Patrick Faigenbaum

With all due respect to the artist, the first thing that came to my mind—once the visual and emotional shock of his monumental two-part photo installation “Louvre et Chaussée d’Antin” subsided—was a one-line joke: “What’s the difference between a tailor and a psychoanalyst? One generation.” For the visitor, Patrick Faigenbaum’s artistic variation on the generic saga of the Eastern European Jewish immigrant began with “Palmarès,” 2004, a mosaic of the ten large-format color photos disposed along the wall opposite the entrance to the vast workshoplike space that the Louvre has recently devoted to interventions by contemporary artists. These lush, large-format tableaux vivants represent the final days of Palmarès (literally, “prize list”), the clothing boutique on rue de la Chaussée d’Antin run by Faigenbaum’s aunt for more than thirty years. Like a visual countdown, the photos mark the end of an era in ten exquisitely suspended moments, from the baroque commotion at the sales counter—where Mme Bogman, the aunt, peers out from behind an enormous desk and a dizzying array of garments—through the burlesque cohabitation of customers and demolition crew, to the classicizing desolation of a final fitting session, with a white-robed model and her seamstress-attendant posed like antique statuary in the pregnant void of an arcaded dressing room awaiting destruction.

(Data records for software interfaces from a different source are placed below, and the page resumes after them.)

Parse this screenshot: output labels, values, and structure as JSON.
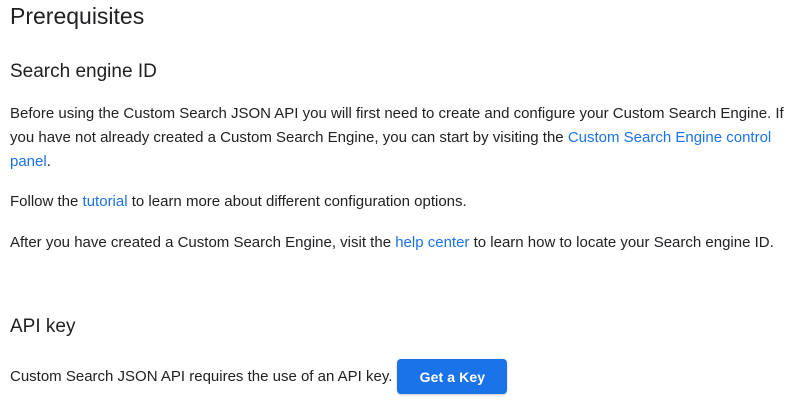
{
  "prerequisites": {
    "title": "Prerequisites"
  },
  "search_engine": {
    "heading": "Search engine ID",
    "para1_text": "Before using the Custom Search JSON API you will first need to create and configure your Custom Search Engine. If you have not already created a Custom Search Engine, you can start by visiting the ",
    "para1_link": "Custom Search Engine control panel",
    "para1_end": ".",
    "para2_start": "Follow the ",
    "para2_link": "tutorial",
    "para2_end": " to learn more about different configuration options.",
    "para3_start": "After you have created a Custom Search Engine, visit the ",
    "para3_link": "help center",
    "para3_end": " to learn how to locate your Search engine ID."
  },
  "api_key": {
    "heading": "API key",
    "text": "Custom Search JSON API requires the use of an API key.",
    "button_label": "Get a Key"
  },
  "colors": {
    "link": "#1a73e8",
    "button_bg": "#1a73e8",
    "text": "#202124"
  }
}
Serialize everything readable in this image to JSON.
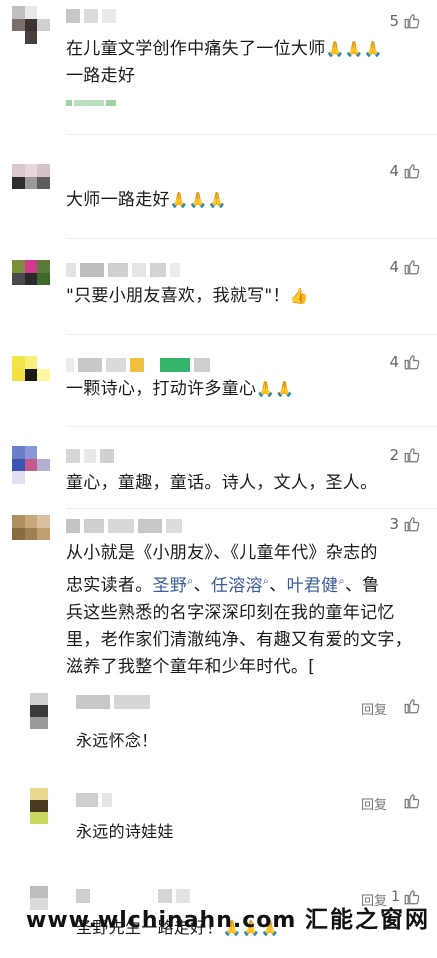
{
  "comments": [
    {
      "likes": "5",
      "text_line1": "在儿童文学创作中痛失了一位大师",
      "hands": "🙏🙏🙏",
      "text_line2": "一路走好"
    },
    {
      "likes": "4",
      "text": "大师一路走好",
      "hands": "🙏🙏🙏"
    },
    {
      "likes": "4",
      "text": "\"只要小朋友喜欢，我就写\"！",
      "thumb": "👍"
    },
    {
      "likes": "4",
      "text": "一颗诗心，打动许多童心",
      "hands": "🙏🙏"
    },
    {
      "likes": "2",
      "text": "童心，童趣，童话。诗人，文人，圣人。"
    },
    {
      "likes": "3",
      "line1": "从小就是《小朋友》、《儿童年代》杂志的",
      "line2_prefix": "忠实读者。",
      "mentions": [
        "圣野",
        "任溶溶",
        "叶君健"
      ],
      "line2_suffix": "、鲁",
      "line3": "兵这些熟悉的名字深深印刻在我的童年记忆",
      "line4": "里，老作家们清澈纯净、有趣又有爱的文字，",
      "line5": "滋养了我整个童年和少年时代。["
    }
  ],
  "replies": [
    {
      "reply_label": "回复",
      "text": "永远怀念！"
    },
    {
      "reply_label": "回复",
      "text": "永远的诗娃娃"
    },
    {
      "reply_label": "回复",
      "likes": "1",
      "text": "圣野先生一路走好！",
      "hands": "🙏🙏🙏"
    }
  ],
  "watermark": {
    "url": "www.wlchinahn.com",
    "cn": "汇能之窗网"
  },
  "colors": {
    "mention": "#3b5b9a",
    "meta": "#666666"
  },
  "icons": {
    "like": "thumbs-up-outline-icon",
    "search": "search-icon"
  }
}
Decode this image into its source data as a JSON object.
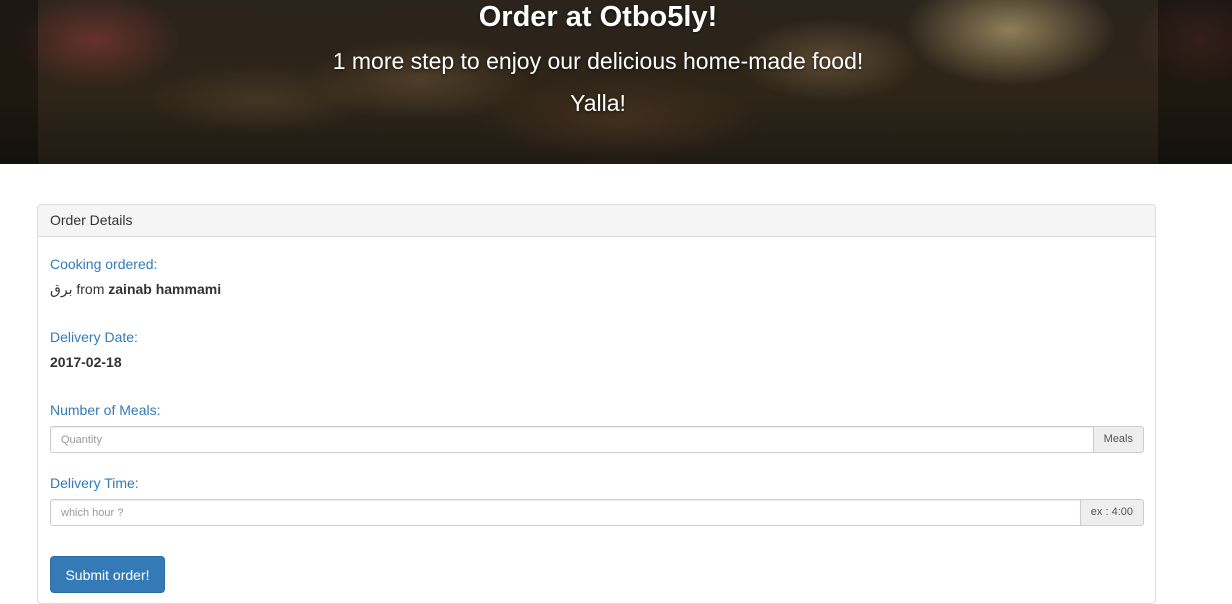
{
  "hero": {
    "title": "Order at Otbo5ly!",
    "subtitle": "1 more step to enjoy our delicious home-made food!",
    "tagline": "Yalla!"
  },
  "panel": {
    "heading": "Order Details",
    "cooking": {
      "label": "Cooking ordered:",
      "dish": "برق",
      "from_text": "from",
      "cook": "zainab hammami"
    },
    "delivery_date": {
      "label": "Delivery Date:",
      "value": "2017-02-18"
    },
    "meals": {
      "label": "Number of Meals:",
      "placeholder": "Quantity",
      "value": "",
      "addon": "Meals"
    },
    "delivery_time": {
      "label": "Delivery Time:",
      "placeholder": "which hour ?",
      "value": "",
      "addon": "ex : 4:00"
    },
    "submit_label": "Submit order!"
  },
  "colors": {
    "label_blue": "#337ab7",
    "button_blue": "#337ab7",
    "panel_heading_bg": "#f5f5f5"
  }
}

The “Louvre” pendant to “Chaussée d’Antin” occupied the other three walls with what was at first sight a stunning counterpoint to the “Palmarès” series: twenty spectral, fragmentary, black-andwhite photos of Michelangelo’s two unfinished Slaves (both dated 1513), which have been in the museum’s collection since the late eighteenth century. In contrast to the circumstantial nature of “Palmarès”—Faigenbaum learned in December 2003 that the boutique was closing and started photographing two weeks later on a daily basis—the Louvre project (“Untitled,” 2003–2004) involved eight months of intimate weekly rendezvous with the Slaves on days when the museum was closed to the public. In contrast to the familial immediacy of “Palmarès,” Faigenbaum’s Slaves are the product of an artistic dialogue with the past. In contrast to the synthetically narrative images of the boutique, far closer to film stills than documentary photos, the Slaves are (with the exception of one almost full-length portrait of the Rebellious Slave barely emerging from stone and shadows alike) analytically fragmented into close-ups of heads, torsos, and lower limbs.

And yet, for Faigenbaum, the worlds of the Louvre and Chaussée d’Antin have always coexisted, or at least since his early teens, when, already set on becoming an artist, he used to skip school to visit the museum. And the emblematic struggles of Michelangelo’s Slaves against captivity and death have their echoes in the deportation of the paternal grandparents and an aunt he never knew, or even the day-to-day struggles of those who survived. These parallels make “Louvre et Chaussée d’Antin” a moving homage from one generation to another. It is even more remarkable because Faigenbaum succeeds not only in bringing rue de la Chaussée d’Antin into the Louvre but also in capturing the expressive beauty of the clothing boutique, just as, by bringing Michelangelo’s Slaves into his own darkroom, he has infused a living dimension into the most transcendent of sculptures. But through this artistic balancing act between observation and invention, Faigenbaum has at the same time created a world of the imagination where visitors, whether or not they are familiar with his history or Michelangelo’s, can circulate freely among sculptures and mannequins, shoppers and slaves in a history of their own making.

Miriam Rosen